It’s 1920s England, and the coastal town of Gravely is finally enjoying a fragile peace after the Great War. Jon Lowell, a naturalist who writes articles on the flora and fauna of the shoreline, and his wife Harriet lead a simple life, basking in their love for each other and enjoying the company of Jon’s visiting old school friend, David. But when an American whaler arrives in town with his beautiful red-haired daughters, boasting of his plans to build a pier and pleasure-grounds a half-mile out to sea, unexpected tensions and temptations arise.

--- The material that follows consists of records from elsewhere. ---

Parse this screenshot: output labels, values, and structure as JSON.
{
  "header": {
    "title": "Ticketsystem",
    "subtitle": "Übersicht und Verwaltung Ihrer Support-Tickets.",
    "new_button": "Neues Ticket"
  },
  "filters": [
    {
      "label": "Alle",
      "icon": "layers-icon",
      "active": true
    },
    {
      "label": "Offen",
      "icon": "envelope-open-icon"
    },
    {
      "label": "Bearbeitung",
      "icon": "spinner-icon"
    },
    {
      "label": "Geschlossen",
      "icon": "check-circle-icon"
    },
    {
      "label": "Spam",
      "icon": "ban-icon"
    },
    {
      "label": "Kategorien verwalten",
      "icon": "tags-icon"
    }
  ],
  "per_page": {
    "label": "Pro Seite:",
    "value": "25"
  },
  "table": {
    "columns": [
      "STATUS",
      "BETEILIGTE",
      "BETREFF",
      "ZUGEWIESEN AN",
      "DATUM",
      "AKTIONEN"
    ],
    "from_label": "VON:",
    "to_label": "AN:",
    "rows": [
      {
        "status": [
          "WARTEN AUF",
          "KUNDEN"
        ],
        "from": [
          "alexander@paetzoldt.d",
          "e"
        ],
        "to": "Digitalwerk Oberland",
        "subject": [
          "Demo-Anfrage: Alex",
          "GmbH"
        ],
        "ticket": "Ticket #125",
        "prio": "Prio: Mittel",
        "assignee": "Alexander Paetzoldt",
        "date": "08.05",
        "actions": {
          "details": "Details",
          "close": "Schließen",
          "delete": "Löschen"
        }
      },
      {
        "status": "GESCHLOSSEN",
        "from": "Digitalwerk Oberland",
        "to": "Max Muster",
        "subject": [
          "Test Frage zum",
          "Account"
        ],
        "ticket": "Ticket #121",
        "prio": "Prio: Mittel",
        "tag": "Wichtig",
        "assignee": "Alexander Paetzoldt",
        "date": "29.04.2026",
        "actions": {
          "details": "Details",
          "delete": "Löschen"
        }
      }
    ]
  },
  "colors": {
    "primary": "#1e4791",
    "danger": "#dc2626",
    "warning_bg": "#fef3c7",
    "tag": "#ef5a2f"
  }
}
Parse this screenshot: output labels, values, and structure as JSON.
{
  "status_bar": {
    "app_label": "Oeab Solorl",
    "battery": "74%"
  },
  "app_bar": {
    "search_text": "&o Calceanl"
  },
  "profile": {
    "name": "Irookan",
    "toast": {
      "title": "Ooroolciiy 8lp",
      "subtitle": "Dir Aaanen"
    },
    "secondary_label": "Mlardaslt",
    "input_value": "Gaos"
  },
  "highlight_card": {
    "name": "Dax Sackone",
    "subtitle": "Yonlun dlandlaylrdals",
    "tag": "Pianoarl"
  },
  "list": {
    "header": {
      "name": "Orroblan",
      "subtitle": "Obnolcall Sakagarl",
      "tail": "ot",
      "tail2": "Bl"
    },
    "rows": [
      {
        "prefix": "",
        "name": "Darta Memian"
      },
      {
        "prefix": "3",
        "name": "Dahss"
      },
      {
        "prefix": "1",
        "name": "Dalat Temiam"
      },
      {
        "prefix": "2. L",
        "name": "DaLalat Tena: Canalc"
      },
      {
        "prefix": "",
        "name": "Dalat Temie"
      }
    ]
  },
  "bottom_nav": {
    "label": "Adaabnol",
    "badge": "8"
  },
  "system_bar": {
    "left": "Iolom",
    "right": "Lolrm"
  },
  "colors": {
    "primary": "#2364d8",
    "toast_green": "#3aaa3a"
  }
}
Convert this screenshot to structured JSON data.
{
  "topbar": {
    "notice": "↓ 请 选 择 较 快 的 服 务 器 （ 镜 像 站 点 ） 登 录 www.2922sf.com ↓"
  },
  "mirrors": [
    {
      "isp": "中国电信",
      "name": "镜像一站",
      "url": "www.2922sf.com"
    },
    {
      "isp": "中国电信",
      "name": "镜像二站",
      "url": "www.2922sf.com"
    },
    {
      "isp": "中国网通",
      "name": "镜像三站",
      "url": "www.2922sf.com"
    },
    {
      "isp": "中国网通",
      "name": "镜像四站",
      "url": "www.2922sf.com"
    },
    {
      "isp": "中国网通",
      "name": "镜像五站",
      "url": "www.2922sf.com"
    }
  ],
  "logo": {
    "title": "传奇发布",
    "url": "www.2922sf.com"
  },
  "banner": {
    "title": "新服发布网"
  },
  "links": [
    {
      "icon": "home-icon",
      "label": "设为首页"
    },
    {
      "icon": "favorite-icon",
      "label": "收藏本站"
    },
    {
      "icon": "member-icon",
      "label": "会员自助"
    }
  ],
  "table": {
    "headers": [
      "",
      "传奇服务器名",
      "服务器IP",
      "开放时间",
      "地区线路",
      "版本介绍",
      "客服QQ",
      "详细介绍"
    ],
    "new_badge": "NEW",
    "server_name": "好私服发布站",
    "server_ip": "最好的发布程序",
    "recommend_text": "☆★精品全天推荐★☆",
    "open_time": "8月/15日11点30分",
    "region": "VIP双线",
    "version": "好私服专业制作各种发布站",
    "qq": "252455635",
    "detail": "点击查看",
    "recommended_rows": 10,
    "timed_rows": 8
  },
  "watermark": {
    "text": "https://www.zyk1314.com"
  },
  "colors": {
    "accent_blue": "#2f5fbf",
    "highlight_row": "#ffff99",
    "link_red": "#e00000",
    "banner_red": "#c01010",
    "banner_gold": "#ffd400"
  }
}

As secrets multiply, Harriet, Jon and David must each ask themselves, what price is to be paid for pleasure?
‘Quietly enticing … but this is not a small novel because Smyth knows how to use setting, metaphor and memory to deepen and expand his scope … The period detail and the sensibilities and prejudices of the time are portrayed with great deftness.’ — TLS
‘An unusual and enticing beast, reminiscent of the early work of John Fowles … The Woodcock’s greatest strength is Smyth’s evocation of place and nature, which is imbued with a compelling sense of closely observed realism.’ — Literary Review
‘A novel of shifting, silted landscapes and relationships laid bare, with quiet urgency The Woodcock reveals the complexities of desire, instinct and faith.’ — Eley Williams, author of The Liar’s Dictionary
‘Beautifully written – I could almost taste the salt.‘ — Carys Bray, author of A Song for Issy Bradley
‘An astonishing piece of literary ventriloquism – Smyth revisits the period novel with a contemporary sensibility and an incredible sense of place.‘ — Owen Booth, author of The All True Adventures (And Rare Education) of The Daredevil Daniel Bones
‘This is a funny and thoughtful novel. Sardonic sometimes, mordant at others, it is always witty, fast, and smart.‘ — Tim Dee, author of Greenery
‘Observing the consequences of the arrival of strangers through the salty prism of a small, northern English coastal town, Smyth has a naturalist’s eye for detail, and turns it here upon human nature. The Woodcock is beautiful and unsettling in equal measure.’ — Jon Dunn, author of Orchid Summer
‘The world Smyth evokes with his vibrant prose leaps off the page – every character lives and breathes, and beneath its ordinary surface, 1920s Gravely teems with beauty, complexity and mystery.’ — Jenn Ashworth, author of Fell